Above, Robb Burley, head auctioneer of Burley Auction Gallery, will lead an auction at Centerpoint Station on Saturday, beginning at 10 a.m. Daily Record photos by Lance Winter
Auction of a lifetime
Centerpoint Station’s doors will open one more time Saturday.
The local restaurant, bakery and boutique known for its burgers will hold an auction to sell old signs, advertising and antiques.
For Robb Burley, head auctioneer of Burley Auction Gallery, Saturday will be personal. Burley says he learned about antiques from Centerpoint founder J. Garland Warren, who died on May 3, 2010.
“I came in here to eat before I was in the auction business, long before I was in the auction business,” Burley said. “I used to come in here and look at the signs and everything and I learned a lot from Garland. I learned what was good by looking at his collection and talking to him and especially on the painted furniture and stuff because some of the stuff is early, I mean it's 1718 - 1830s time period.”
Antique signs line the walls inside Centerpoint Station for an auction of founder J. Garland Warren's personal collection.
Centerpoint Station opened its doors in 1993. Cheryl Cuppetilli, Warren’s daughter, said the family bought the land and knew when the timing was right it would be a good place to develop. The family agreed to run the store, adding burgers along the way. Eventually, it grew more popular and added onto the original building.
“I think hands down people loved the atmosphere that the store provided,” said Cuppetilli, who co-owned Centerpoint with her brother Blair Warren. “It kind of provided a kind of yesteryear, old Americana feel. It brought back a lot of memories for people. And the food, it was definitely the most popular burger, I think, for many people. I think many people would agree that we had a really good food."
Centerpoint Station announced its closing in November after nearly 27 years in business with the doors shutting in late December.
“Through the years, I think it had become a popular stop for people traveling, people meeting one another between Austin and San Antonio, family events, and so forth,” Cuppetilli said. “It was quite humbling when we announced that it was just the right time to close for the family. It was humbling to see records of people come out and come to the store and want to get that last meal, and all the stories that they shared online and with us in person was touching. It really helps me learn just how special Centerpoint Station was to people because they had had family experiences and made memories.”
Items from Centerpoint Station founder J. Garland Warren's collection are set for an auction on Saturday.
Thursday morning Burley’s crew was still setting up items for the auction, which features porcelain signs, gas and oil signs, antique soda signs, antique vending machines, painted wood furniture and country store counters. A preview will be held Friday inside the building at 3946 S. Interstate 35 from 10 a.m.- 6 p.m.
Burley says he expects to be calling Saturday’s auction for 8 hours with at least 750 items set to be sold.

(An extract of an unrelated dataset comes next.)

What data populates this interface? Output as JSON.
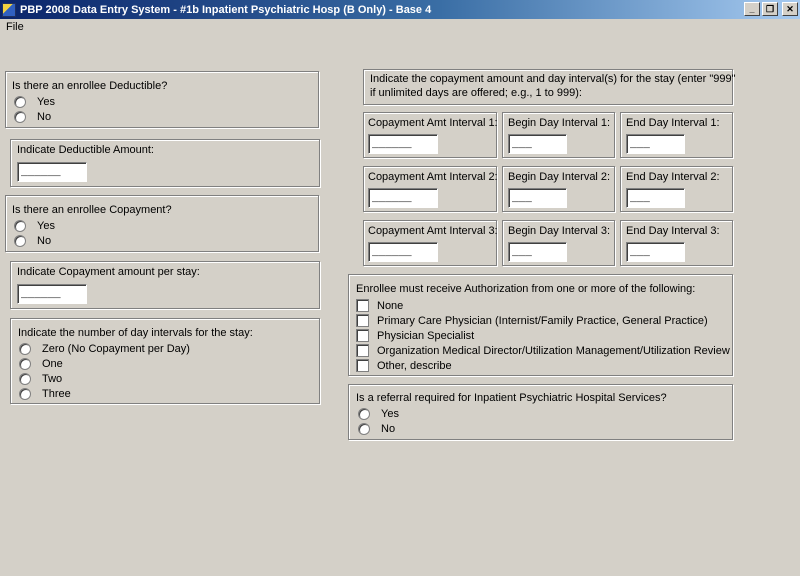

“This is a guy's lifelong collection and he's a local guy,” Burley said. “This is going to have much more of a personal tie. People came in here to eat and saw this sign and plus people knew Garland. So I think it's a much more personal thing than a normal sale, and it's very seldom you see this size of collection from just one person coming to market. It doesn't happen very often.”